* [EXTRACTED MATERIAL]
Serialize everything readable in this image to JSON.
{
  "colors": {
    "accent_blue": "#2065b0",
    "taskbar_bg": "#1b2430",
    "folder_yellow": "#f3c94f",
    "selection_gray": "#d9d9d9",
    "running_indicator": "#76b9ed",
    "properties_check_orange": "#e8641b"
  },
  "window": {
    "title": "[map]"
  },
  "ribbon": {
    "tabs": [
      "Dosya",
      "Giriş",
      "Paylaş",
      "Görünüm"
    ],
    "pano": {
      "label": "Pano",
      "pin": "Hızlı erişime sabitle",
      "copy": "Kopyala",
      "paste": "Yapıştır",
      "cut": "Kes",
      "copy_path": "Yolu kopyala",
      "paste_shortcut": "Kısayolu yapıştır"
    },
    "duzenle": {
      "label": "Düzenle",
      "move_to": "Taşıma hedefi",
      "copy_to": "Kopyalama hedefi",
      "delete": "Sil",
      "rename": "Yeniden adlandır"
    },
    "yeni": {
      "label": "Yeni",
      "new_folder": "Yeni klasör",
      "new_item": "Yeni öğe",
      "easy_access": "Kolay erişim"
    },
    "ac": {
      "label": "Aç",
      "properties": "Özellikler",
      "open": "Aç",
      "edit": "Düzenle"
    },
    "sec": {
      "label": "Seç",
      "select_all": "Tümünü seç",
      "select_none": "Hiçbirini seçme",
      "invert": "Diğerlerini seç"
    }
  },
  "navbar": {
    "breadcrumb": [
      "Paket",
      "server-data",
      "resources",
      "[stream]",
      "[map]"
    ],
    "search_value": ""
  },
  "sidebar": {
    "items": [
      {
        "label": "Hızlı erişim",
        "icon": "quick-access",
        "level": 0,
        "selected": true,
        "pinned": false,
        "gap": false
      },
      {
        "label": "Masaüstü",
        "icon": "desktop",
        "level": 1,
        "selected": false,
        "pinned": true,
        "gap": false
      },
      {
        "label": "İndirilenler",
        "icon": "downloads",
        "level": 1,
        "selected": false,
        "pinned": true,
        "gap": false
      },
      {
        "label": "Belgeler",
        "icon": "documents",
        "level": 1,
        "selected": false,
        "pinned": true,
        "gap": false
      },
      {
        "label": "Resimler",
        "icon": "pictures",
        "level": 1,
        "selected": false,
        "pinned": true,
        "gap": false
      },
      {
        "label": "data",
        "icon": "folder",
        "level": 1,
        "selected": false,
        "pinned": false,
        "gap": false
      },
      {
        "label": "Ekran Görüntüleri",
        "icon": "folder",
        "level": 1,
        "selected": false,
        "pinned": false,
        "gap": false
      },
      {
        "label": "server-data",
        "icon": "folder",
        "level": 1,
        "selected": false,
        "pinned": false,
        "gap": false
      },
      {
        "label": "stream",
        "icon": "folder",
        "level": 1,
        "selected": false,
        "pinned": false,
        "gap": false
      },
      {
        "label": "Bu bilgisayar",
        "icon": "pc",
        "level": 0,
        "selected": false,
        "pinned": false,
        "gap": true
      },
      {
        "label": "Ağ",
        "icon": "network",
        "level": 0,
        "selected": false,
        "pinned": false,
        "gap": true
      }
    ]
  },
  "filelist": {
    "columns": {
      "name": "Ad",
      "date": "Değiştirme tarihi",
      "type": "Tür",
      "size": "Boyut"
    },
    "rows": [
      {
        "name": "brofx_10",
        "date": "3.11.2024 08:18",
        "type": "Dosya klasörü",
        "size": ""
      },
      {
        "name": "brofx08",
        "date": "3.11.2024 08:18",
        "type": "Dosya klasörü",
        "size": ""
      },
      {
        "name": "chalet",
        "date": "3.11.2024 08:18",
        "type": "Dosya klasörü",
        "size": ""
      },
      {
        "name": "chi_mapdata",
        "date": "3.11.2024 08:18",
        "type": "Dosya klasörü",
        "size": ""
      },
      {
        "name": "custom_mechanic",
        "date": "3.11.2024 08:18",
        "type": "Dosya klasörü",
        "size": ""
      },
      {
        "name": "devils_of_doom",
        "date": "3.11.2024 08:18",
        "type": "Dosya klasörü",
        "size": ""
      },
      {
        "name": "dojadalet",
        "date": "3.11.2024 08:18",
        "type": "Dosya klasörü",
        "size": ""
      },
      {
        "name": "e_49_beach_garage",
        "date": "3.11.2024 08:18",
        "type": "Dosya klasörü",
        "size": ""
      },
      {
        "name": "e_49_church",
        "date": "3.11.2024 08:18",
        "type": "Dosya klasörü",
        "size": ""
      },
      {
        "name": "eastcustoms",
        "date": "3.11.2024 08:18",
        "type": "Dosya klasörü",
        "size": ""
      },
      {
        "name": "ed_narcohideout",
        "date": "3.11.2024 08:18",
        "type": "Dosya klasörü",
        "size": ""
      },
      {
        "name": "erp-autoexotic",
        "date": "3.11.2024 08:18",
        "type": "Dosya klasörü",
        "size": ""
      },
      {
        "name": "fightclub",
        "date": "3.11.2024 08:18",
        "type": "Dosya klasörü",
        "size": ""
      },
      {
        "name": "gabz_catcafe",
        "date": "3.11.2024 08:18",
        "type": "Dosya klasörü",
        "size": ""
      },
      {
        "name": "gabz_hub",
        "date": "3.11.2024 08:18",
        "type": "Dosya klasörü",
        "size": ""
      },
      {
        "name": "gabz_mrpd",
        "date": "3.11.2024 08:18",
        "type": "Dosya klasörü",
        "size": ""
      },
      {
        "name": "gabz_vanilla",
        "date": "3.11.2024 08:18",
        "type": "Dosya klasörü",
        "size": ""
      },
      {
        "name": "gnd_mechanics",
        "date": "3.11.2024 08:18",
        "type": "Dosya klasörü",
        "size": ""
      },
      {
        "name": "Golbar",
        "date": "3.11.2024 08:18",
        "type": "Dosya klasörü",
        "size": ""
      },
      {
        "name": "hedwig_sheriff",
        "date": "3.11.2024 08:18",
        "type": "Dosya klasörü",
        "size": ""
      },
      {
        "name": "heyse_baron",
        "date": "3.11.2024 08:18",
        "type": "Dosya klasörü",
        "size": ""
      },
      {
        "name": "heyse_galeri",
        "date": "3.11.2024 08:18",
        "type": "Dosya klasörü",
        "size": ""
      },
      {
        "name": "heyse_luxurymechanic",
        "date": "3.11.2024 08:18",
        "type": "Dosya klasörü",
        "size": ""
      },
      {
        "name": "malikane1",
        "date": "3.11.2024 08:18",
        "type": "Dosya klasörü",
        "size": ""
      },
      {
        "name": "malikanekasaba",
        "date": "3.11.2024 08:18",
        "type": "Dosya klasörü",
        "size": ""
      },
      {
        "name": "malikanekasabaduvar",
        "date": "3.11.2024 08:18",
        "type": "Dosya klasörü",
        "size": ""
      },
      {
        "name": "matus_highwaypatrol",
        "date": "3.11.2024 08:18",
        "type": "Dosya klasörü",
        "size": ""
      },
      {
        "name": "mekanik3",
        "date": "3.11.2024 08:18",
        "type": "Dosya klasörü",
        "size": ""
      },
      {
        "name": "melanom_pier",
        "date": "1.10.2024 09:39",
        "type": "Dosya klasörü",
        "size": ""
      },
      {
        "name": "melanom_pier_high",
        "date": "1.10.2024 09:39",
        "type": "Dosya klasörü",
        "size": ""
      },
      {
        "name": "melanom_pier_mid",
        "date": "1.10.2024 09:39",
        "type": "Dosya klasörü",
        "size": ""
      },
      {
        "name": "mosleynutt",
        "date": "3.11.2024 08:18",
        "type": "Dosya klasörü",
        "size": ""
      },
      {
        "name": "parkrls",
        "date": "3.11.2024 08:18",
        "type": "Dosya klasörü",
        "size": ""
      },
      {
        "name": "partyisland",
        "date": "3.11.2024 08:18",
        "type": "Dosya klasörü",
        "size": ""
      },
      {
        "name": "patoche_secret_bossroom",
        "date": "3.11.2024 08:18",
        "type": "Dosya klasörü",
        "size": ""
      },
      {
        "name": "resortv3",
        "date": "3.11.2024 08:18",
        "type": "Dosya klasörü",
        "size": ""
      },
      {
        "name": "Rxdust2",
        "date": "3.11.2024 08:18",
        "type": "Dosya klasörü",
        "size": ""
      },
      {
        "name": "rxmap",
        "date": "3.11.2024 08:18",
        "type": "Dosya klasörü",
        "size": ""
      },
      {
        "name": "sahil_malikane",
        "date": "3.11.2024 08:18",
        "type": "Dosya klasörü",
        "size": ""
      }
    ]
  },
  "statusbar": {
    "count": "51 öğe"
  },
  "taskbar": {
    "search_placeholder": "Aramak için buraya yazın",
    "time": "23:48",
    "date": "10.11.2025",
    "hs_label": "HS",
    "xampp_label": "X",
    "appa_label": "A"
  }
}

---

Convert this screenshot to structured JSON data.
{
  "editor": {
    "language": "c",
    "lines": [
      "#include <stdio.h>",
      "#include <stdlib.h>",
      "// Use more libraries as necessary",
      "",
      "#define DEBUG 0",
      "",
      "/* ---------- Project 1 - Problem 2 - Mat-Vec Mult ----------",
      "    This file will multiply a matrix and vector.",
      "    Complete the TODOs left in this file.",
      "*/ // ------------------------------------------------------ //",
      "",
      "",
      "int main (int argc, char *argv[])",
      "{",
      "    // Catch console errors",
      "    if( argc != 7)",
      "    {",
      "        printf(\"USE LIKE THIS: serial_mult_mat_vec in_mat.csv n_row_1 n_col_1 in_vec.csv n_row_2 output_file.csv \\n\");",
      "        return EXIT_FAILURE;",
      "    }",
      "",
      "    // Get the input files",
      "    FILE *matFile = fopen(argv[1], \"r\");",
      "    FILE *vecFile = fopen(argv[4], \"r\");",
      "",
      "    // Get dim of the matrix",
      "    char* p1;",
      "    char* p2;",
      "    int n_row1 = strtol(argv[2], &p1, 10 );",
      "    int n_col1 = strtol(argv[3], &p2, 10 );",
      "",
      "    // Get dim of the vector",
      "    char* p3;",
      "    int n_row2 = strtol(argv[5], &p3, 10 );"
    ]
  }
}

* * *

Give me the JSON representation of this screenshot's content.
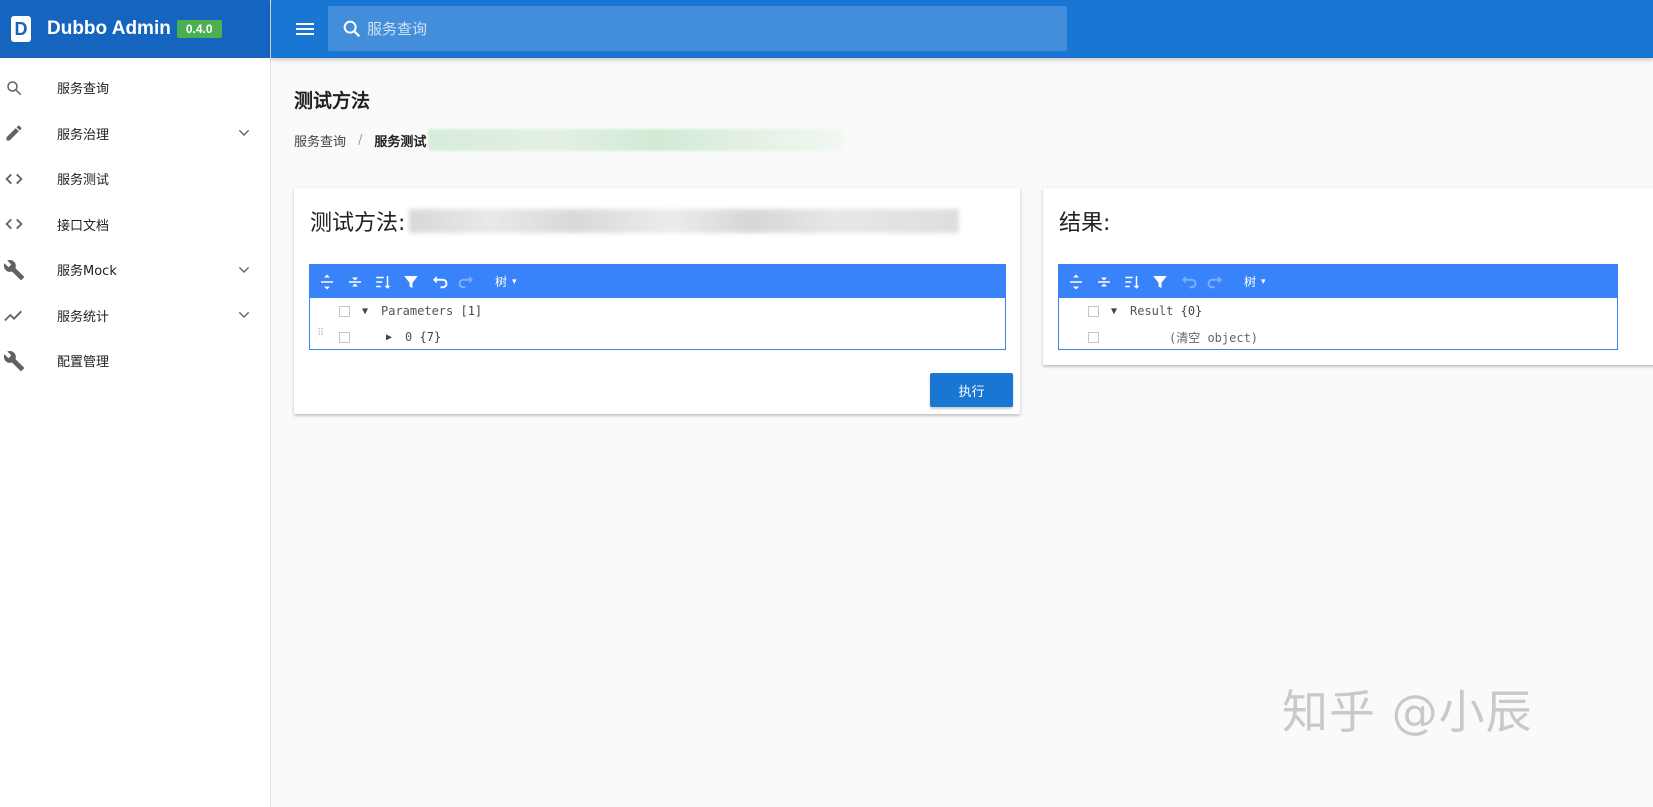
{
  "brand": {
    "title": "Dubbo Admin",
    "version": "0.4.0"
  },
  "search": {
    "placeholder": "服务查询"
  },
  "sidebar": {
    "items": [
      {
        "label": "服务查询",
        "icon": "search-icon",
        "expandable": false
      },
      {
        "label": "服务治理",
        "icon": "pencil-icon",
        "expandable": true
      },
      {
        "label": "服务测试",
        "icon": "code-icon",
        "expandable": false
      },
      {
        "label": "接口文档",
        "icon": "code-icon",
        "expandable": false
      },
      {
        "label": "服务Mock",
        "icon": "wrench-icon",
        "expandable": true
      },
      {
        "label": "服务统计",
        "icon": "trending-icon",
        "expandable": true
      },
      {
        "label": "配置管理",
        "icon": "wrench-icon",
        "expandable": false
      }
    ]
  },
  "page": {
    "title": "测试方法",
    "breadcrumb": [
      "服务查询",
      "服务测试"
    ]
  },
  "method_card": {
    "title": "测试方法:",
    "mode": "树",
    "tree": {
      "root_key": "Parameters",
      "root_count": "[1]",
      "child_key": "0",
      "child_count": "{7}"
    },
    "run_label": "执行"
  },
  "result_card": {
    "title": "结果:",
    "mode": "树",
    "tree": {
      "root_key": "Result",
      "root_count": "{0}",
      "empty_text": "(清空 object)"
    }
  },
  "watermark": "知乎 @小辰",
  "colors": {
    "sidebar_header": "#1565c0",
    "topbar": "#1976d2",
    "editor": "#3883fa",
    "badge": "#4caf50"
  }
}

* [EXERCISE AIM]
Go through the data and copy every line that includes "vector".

* [TASK ANSWER]
      "    This file will multiply a matrix and vector.",
      "    // Get dim of the vector",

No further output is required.